People get rid of telecasters?
Alas, sadly gone..
Just done a set up so here she is
I too am one that wishes he still had his first Telecaster. I had bought the guitar around 1987. It was a 1968 model and I gave around $400.00 for it. Nothing special just a plain Telecaster that had been refinished somewhat poorly. It took me a while to get used to it as the only other electric guitar I had was my old Epiphone Casino. But after I got used to it I loved it. I sold it a few years later and bought a Strat, my first of that model.

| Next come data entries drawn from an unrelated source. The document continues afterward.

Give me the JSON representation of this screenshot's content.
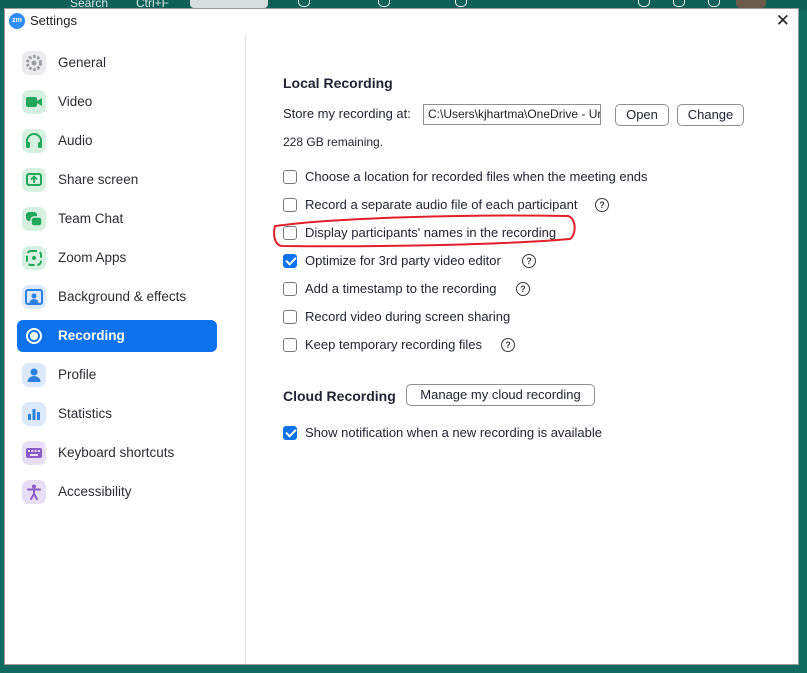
{
  "background": {
    "search_text": "Search",
    "shortcut_text": "Ctrl+F"
  },
  "window": {
    "title": "Settings",
    "app_icon_text": "zm",
    "close_glyph": "✕"
  },
  "sidebar": {
    "items": [
      {
        "label": "General",
        "icon": "gear-icon",
        "color": "#e6e6e8"
      },
      {
        "label": "Video",
        "icon": "video-camera-icon",
        "color": "#d3f0dd"
      },
      {
        "label": "Audio",
        "icon": "headphones-icon",
        "color": "#d3f0dd"
      },
      {
        "label": "Share screen",
        "icon": "share-screen-icon",
        "color": "#d3f0dd"
      },
      {
        "label": "Team Chat",
        "icon": "chat-icon",
        "color": "#d3f0dd"
      },
      {
        "label": "Zoom Apps",
        "icon": "apps-icon",
        "color": "#d3f0dd"
      },
      {
        "label": "Background & effects",
        "icon": "person-background-icon",
        "color": "#d8e8fb"
      },
      {
        "label": "Recording",
        "icon": "record-icon",
        "color": "#0e72ed",
        "active": true
      },
      {
        "label": "Profile",
        "icon": "profile-icon",
        "color": "#d8e8fb"
      },
      {
        "label": "Statistics",
        "icon": "statistics-icon",
        "color": "#d8e8fb"
      },
      {
        "label": "Keyboard shortcuts",
        "icon": "keyboard-icon",
        "color": "#e6dcf3"
      },
      {
        "label": "Accessibility",
        "icon": "accessibility-icon",
        "color": "#e6dcf3"
      }
    ]
  },
  "local_recording": {
    "heading": "Local Recording",
    "store_label": "Store my recording at:",
    "path_value": "C:\\Users\\kjhartma\\OneDrive - Ur",
    "open_button": "Open",
    "change_button": "Change",
    "remaining": "228 GB remaining.",
    "options": [
      {
        "label": "Choose a location for recorded files when the meeting ends",
        "checked": false,
        "help": false
      },
      {
        "label": "Record a separate audio file of each participant",
        "checked": false,
        "help": true
      },
      {
        "label": "Display participants' names in the recording",
        "checked": false,
        "help": false
      },
      {
        "label": "Optimize for 3rd party video editor",
        "checked": true,
        "help": true
      },
      {
        "label": "Add a timestamp to the recording",
        "checked": false,
        "help": true
      },
      {
        "label": "Record video during screen sharing",
        "checked": false,
        "help": false
      },
      {
        "label": "Keep temporary recording files",
        "checked": false,
        "help": true
      }
    ]
  },
  "cloud_recording": {
    "heading": "Cloud Recording",
    "manage_button": "Manage my cloud recording",
    "notification_label": "Show notification when a new recording is available",
    "notification_checked": true
  },
  "help_glyph": "?",
  "colors": {
    "accent": "#0e72ed",
    "annotation": "#e0202a"
  }
}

Sure wished I would've kept that Telecaster.
Yep, still got my first Tele, almost 2 months old now...
Not only my first Tele, but my first Fender... My 1996 Fender Standard Telecaster:
Note how the original "Toploader" Bridge was modified to the "String-Thru" design:

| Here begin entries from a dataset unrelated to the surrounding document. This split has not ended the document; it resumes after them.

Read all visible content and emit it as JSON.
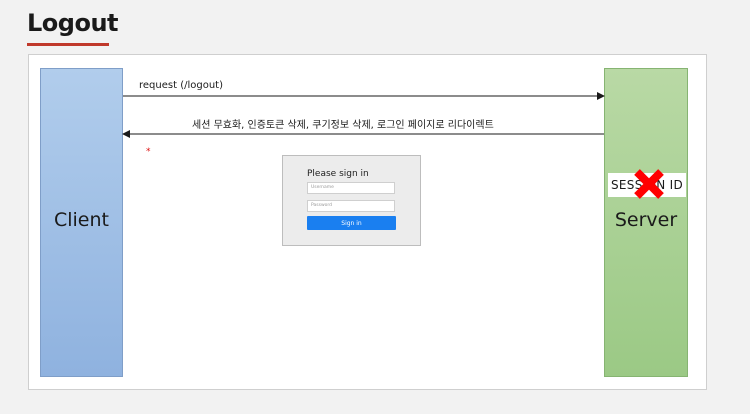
{
  "title": "Logout",
  "client": {
    "label": "Client"
  },
  "server": {
    "label": "Server",
    "session_label": "SESSION ID"
  },
  "arrows": {
    "request": "request (/logout)",
    "response": "세션 무효화, 인증토큰 삭제, 쿠기정보 삭제, 로그인 페이지로 리다이렉트"
  },
  "annotation": "*",
  "login_form": {
    "title": "Please sign in",
    "username_placeholder": "Username",
    "password_placeholder": "Password",
    "button": "Sign in"
  },
  "colors": {
    "accent_underline": "#c0392b",
    "client": "#9dbde5",
    "server": "#a7cf91",
    "cross": "#ff0000",
    "sign_in_button": "#1a7ff0"
  },
  "icons": {
    "invalidated": "cross-icon"
  }
}
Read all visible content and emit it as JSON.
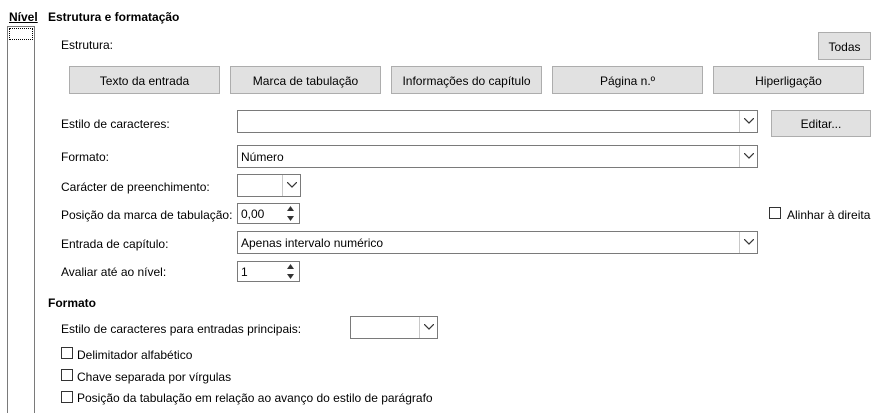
{
  "level": {
    "header": "Nível"
  },
  "structure_section": {
    "title": "Estrutura e formatação",
    "structure_label": "Estrutura:",
    "all_button": "Todas",
    "buttons": [
      "Texto da entrada",
      "Marca de tabulação",
      "Informações do capítulo",
      "Página n.º",
      "Hiperligação"
    ],
    "char_style_label": "Estilo de caracteres:",
    "char_style_value": "",
    "edit_button": "Editar...",
    "format_label": "Formato:",
    "format_value": "Número",
    "fill_char_label": "Carácter de preenchimento:",
    "fill_char_value": "",
    "tab_pos_label": "Posição da marca de tabulação:",
    "tab_pos_value": "0,00",
    "align_right_label": "Alinhar à direita",
    "chapter_entry_label": "Entrada de capítulo:",
    "chapter_entry_value": "Apenas intervalo numérico",
    "eval_level_label": "Avaliar até ao nível:",
    "eval_level_value": "1"
  },
  "format_section": {
    "title": "Formato",
    "main_entries_style_label": "Estilo de caracteres para entradas principais:",
    "main_entries_style_value": "",
    "checkboxes": [
      "Delimitador alfabético",
      "Chave separada por vírgulas",
      "Posição da tabulação em relação ao avanço do estilo de parágrafo"
    ]
  }
}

These were supposedly made with poplar bodies with maple veneers, but check out the unique woodgrain pattern on the front and back:
It looks even more spectacular in person. Very deep and three dimensional, almost like a hologram.

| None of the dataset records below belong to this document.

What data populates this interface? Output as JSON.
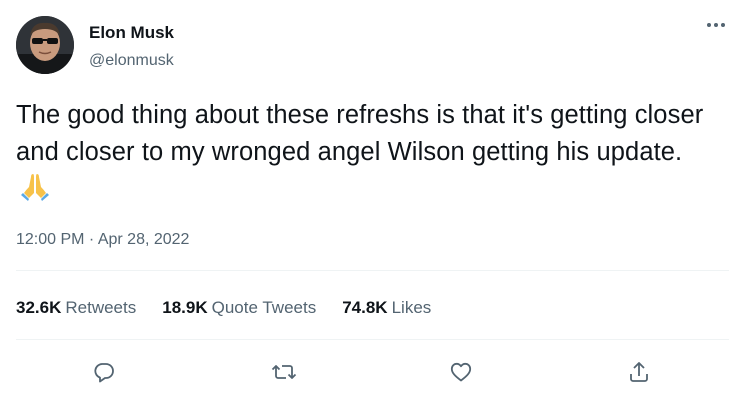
{
  "author": {
    "name": "Elon Musk",
    "handle": "@elonmusk"
  },
  "tweet": {
    "text": "The good thing about these refreshs is that it's getting closer and closer to my wronged angel Wilson getting his update.",
    "emoji": "folded-hands-emoji",
    "timestamp": "12:00 PM · Apr 28, 2022"
  },
  "stats": {
    "retweets": {
      "count": "32.6K",
      "label": "Retweets"
    },
    "quote_tweets": {
      "count": "18.9K",
      "label": "Quote Tweets"
    },
    "likes": {
      "count": "74.8K",
      "label": "Likes"
    }
  },
  "icons": {
    "more": "more-icon",
    "reply": "reply-icon",
    "retweet": "retweet-icon",
    "like": "heart-icon",
    "share": "share-icon"
  },
  "colors": {
    "text": "#0f1419",
    "secondary": "#536471",
    "divider": "#eff3f4"
  }
}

I have to admit that this was what caught my fancy when I first discovered it, and if it weren't for the fact that the seams from the three-piece body can be seen under the veneer, I could have easily assumed that it was a select one-piece body!
Here's how it looks today:
Bill Lawrence L202TN Noiseless neck pickup
Fender SCN Noiseless bridge pickup (Bill Lawrence designed)
Roland GK-2 Midi Synthesizer pickup
American Standard String-Thru bridge
Custom homemade pickguard using a real Beatles album cover
The reason I changed to the American Standard bridge has to do with the Fender SCN bridge pickup, which clashes with the ferrous properties of the original bridge (i.e. a magnet sticks to it). This caused a screeching feeback at higher gain levels. Bill Lawrence (RIP) discussed the physics behind this phenomenon on his website, but, in short, the solution to avoiding the feedback is using a non-ferrous bridge to alleviate that problem, which is what the American Standard is...